The other day I read that gum disease has been linked to a raised risk of developing dementia. A recent study found that “severe gum disease” had a “modest link” to dementia. In addition, the study found that lifestyle factors like smoking, exercise and alcohol consumption levels did not appear to have any effect on the connection. The story had not said the “severe gum disease was the connection; it said the gum disease was the connection. Big difference.
As we age, we should take care of our health, including our oral hygiene and our teeth. We should be brushing our teeth at least twice a day, flossing at least once a day and seeing their dentist for a cleaning/teeth checkup at least twice a year.
Why is this important, according to the Mayo Clinic, oral health offers clues about your overall health — and that problems in your mouth can affect the rest of your body?
Like other areas of the body, your mouth teems with bacteria — mostly harmless. But your mouth is the entry point to your digestive and respiratory tracts, and some of these bacteria can cause disease.
Normally the body's natural defences and good oral health care, such as daily brushing and flossing, keep bacteria under control. However, without proper oral hygiene, bacteria can reach levels that might lead to oral infections, such as tooth decay and gum disease.

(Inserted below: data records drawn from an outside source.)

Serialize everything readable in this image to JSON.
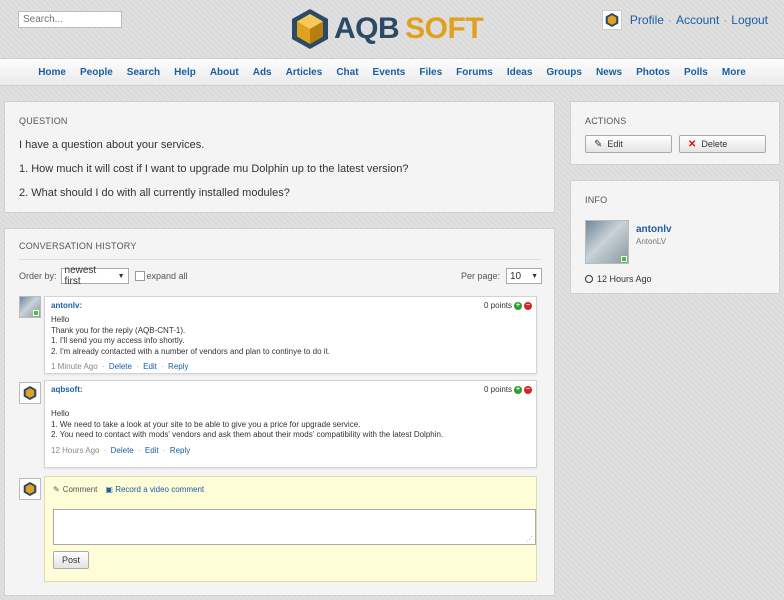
{
  "header": {
    "search_placeholder": "Search...",
    "logo": {
      "part1": "AQB",
      "part2": "SOFT"
    },
    "user_links": [
      "Profile",
      "Account",
      "Logout"
    ],
    "link_separator": "·"
  },
  "nav": {
    "items": [
      "Home",
      "People",
      "Search",
      "Help",
      "About",
      "Ads",
      "Articles",
      "Chat",
      "Events",
      "Files",
      "Forums",
      "Ideas",
      "Groups",
      "News",
      "Photos",
      "Polls",
      "More"
    ]
  },
  "question": {
    "title": "QUESTION",
    "lines": [
      "I have a question about your services.",
      "1. How much it will cost if I want to upgrade mu Dolphin up to the latest version?",
      "2. What should I do with all currently installed modules?"
    ]
  },
  "history": {
    "title": "CONVERSATION HISTORY",
    "order_label": "Order by:",
    "order_value": "newest first",
    "expand_label": "expand all",
    "per_page_label": "Per page:",
    "per_page_value": "10",
    "comments": [
      {
        "author": "antonlv:",
        "points": "0 points",
        "lines": [
          "Hello",
          "Thank you for the reply (AQB-CNT-1).",
          "1. I'll send you my access info shortly.",
          "2. I'm already contacted with a number of vendors and plan to continye to do it."
        ],
        "time": "1 Minute Ago",
        "delete": "Delete",
        "edit": "Edit",
        "reply": "Reply"
      },
      {
        "author": "aqbsoft:",
        "points": "0 points",
        "lines": [
          "Hello",
          "1. We need to take a look at your site to be able to give you a price for upgrade service.",
          "2. You need to contact with mods' vendors and ask them about their mods' compatibility with the latest Dolphin."
        ],
        "time": "12 Hours Ago",
        "delete": "Delete",
        "edit": "Edit",
        "reply": "Reply"
      }
    ],
    "reply": {
      "comment_label": "Comment",
      "video_label": "Record a video comment",
      "post_label": "Post"
    }
  },
  "actions": {
    "title": "ACTIONS",
    "edit": "Edit",
    "delete": "Delete"
  },
  "info": {
    "title": "INFO",
    "name": "antonlv",
    "username": "AntonLV",
    "time": "12 Hours Ago"
  },
  "colors": {
    "link": "#1a5ea3",
    "brand_dark": "#2b4a66",
    "brand_gold": "#e0a11e",
    "reply_bg": "#fffcd8"
  }
}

Brushing my teeth twice a day was not something my parents insisted that I do and trips to the dentist were few and far between, because of the cost. When I had real problems I would go and get my tooth removed. We did not learn strong oral health habits from our parents (regular tooth brushing didn’t become a habit for most people in the U.S. until after World War II). Younger Boomers (those born after 1957) probably learned of it in the classroom, but if you were born before then, they, like me, may not have been practicing brushing and flossing regularly from their early years.
I went for many years before I returned to see a dentist and when I went, I was lucky and found a Dentist who was very good. I had numerous cavities and was in danger of losing all my teeth, but I did not want to have dentures so with my dentist's help I put myself on a routine of brushing twice a day and seeing him 4 times a year. The path I decided to take is working and I still have all of my teeth and hope to have them all my life.
I am surprised that some people also look at twice-daily brushing and flossing as burdens. Most people - not just seniors - skip brushing their teeth; one-third of adults don’t floss their teeth and about the same amount do not brush their teeth at least twice a day.
Add in physical issues that can make it hard for some of us to brush our teeth and floss, and it’s easy to see why some of us may have decided it’s too much trouble.
I did not want dentures, but many seniors have them and Denture care is important for many seniors. After all, if dentures aren’t cared for properly, you are not able to eat as well. What’s more, if the dentures aren’t fitted properly, or inserted properly, they can cause a lot of pain.
I understand that dentures need to be cleaned every day and their care is more complicated than for natural teeth and could be more difficult if you have a vision, cognitive or dexterity issues. They also need to be checked daily for breaks and, if broken, need to be professionally repaired (never try to repair dentures at home).
Good oral hygiene habits include:
· Brush your teeth at least twice a day with a soft-bristled brush using fluoride toothpaste.
· Floss daily.
· Use mouthwash to remove food particles left after brushing and flossing.
· Eat a healthy diet and limit food with added sugars (cookies, cakes, candy, soda, etc.
· Replace your toothbrush every three months or sooner if bristles are splayed or worn.
· Schedule regular dental checkups and cleanings.
· Avoid tobacco use, including cigarettes and chewing tobacco.
· And, of course, making an appointment with a dentist’s office every two months at least for dental cleanings and checkups.
· Also, contact your dentist as soon as an oral health problem arises. Taking care of your oral health is an investment in your overall health.